In this post, we bring you five synesthesia videos that are sure to expose you to something new about the sensory phenomenon! Each of these videos has something different to offer, and this sampling represents only a small fraction of the interwebs’ vast collection of videos on synesthesia and other neurological phenomena. So, without any further ado, let us begin!
1. Talking Synesthesia – Megan Steven, Dartmouth Professor
In this video, Dartmouth Professor, Megan Steven, gives us an inside look at the brain activations of a blind synesthete. She discusses the areas of brain activity as they relate to specific synesthetic experiences, highlighting the synesthete’s spatial and color-oriented perceptions. Pretty interesting stuff!
2. Steffie Tomson (Synesthesia Researcher)
Steffie Tomson, a graduate student of the renowned Eagleman Lab, offers what is probably my favorite two-word description of synesthesia – “sensory interplay.” She discusses cases of grapheme-color and lexical-gustatory, telling a humorous story about a not-so-pleasant tasting “Eric.” This one is short and sweet.
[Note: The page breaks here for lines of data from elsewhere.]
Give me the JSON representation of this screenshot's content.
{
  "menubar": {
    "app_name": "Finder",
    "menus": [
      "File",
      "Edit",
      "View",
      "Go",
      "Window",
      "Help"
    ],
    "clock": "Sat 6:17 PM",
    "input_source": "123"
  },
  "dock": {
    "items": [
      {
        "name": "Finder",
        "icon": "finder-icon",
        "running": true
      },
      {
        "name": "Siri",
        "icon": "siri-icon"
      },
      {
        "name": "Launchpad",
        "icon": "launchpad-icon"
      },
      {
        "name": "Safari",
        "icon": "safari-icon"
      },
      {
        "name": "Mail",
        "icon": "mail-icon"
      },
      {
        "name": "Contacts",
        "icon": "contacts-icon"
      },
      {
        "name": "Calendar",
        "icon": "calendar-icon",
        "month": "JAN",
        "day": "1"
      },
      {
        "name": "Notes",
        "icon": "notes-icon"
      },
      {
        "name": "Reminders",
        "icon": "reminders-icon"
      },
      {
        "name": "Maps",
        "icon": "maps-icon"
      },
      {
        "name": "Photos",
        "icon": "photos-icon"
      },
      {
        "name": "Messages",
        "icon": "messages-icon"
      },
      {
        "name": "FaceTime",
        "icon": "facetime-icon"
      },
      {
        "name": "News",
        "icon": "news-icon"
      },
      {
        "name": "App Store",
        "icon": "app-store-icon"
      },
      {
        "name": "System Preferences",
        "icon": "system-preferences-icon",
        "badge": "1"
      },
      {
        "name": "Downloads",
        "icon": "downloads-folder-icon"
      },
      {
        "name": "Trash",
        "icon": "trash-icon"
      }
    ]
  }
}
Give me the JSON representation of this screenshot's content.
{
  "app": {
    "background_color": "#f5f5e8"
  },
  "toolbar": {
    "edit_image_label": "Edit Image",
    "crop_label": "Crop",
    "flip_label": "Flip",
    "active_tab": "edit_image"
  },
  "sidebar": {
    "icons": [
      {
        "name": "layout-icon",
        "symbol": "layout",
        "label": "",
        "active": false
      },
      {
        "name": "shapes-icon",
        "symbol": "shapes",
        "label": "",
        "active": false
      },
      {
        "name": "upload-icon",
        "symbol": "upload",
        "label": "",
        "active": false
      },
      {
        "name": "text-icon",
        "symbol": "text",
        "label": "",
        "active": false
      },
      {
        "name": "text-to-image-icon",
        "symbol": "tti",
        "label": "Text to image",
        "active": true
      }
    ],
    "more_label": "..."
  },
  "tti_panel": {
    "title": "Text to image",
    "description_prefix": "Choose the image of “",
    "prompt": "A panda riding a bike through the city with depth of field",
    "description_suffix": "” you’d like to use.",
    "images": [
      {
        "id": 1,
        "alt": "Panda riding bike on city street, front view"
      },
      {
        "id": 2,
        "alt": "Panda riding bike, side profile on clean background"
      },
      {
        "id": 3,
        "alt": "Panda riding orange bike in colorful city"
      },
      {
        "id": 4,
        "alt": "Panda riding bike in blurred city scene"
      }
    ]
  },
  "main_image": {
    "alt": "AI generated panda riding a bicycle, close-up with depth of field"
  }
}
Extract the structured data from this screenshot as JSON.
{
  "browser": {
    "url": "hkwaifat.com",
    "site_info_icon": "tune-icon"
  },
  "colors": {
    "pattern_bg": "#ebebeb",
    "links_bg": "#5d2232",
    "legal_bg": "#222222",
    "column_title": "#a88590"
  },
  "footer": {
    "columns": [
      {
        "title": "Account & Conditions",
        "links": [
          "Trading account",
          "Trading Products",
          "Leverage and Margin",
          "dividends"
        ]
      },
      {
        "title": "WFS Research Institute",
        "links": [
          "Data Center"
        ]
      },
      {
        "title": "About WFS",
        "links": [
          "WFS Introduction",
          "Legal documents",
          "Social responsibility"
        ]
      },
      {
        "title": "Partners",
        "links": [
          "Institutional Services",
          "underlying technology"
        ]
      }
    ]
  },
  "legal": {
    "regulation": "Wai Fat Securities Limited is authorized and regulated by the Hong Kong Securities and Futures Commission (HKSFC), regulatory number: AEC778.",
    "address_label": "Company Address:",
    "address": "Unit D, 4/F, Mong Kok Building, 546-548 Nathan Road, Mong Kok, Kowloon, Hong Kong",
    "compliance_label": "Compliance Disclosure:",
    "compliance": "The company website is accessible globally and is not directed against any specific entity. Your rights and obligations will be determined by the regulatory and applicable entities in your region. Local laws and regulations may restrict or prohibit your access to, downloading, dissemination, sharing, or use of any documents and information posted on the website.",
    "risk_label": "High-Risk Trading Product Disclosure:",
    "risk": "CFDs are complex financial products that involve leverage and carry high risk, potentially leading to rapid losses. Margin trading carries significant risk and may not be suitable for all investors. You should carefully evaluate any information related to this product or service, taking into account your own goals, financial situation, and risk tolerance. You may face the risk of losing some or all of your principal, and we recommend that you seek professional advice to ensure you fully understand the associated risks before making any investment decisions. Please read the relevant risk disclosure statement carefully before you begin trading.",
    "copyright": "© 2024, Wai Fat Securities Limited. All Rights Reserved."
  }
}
3. Synesthesia: The Color of Music – Kris Williams
In this short documentary, a young lady takes us through her experiences as a synesthete. She explains not only her synesthetic perceptions, but also some of the struggles that are inherent to perceiving the world around her differently than others. Conversely, she praises her mother and sister for their unwavering support. If you love comparing your experiences to those of others, this will be right up your alley.
4. What Color is Tuesday? – Richard Cytowic
Richard Cytowic, a well-known neurologist and author, brings us what is likely the best info-per-second video on synesthesia in his TED-Ed, “What Color is Tuesday?”. While this animated gem is chock-full of interesting tidbits and foundational facts, there are two more subtle points that I’d like to extract.
First and foremost: Synesthesia is not a disorder; it “is a trait, like having blue eyes.” Cytowic points out that there is nothing wrong with the synesthetic mind; in fact, it is likely to possess a better capacity for memory and recall. Secondly, “we’re all synesthetes.” Because “sight, sound, and movement already map to one another so closely,” we all have a bit of synesthete in us. Pretty neat, right?
5. The Smell of a Sound, The Taste of a Color – Bryan Alvarez
Bryan Alvarez of UC Berkeley discusses some of the traits that are common to synesthetic experiences. While this one is a tad more academic, it brings to light some of the fundamental differences between conceived perceptions and automatic, involuntary (and often consistent) synesthetic perceptions. Understanding these characteristics plays an integral role in identifying the phenomenon.
As I mentioned at the outset, this is but a small sampling of the available video resources on synesthesia. I encourage you to leave a comment with a link to your favorite video or any thoughts you might have on those above. And, as always, thanks for stopping by!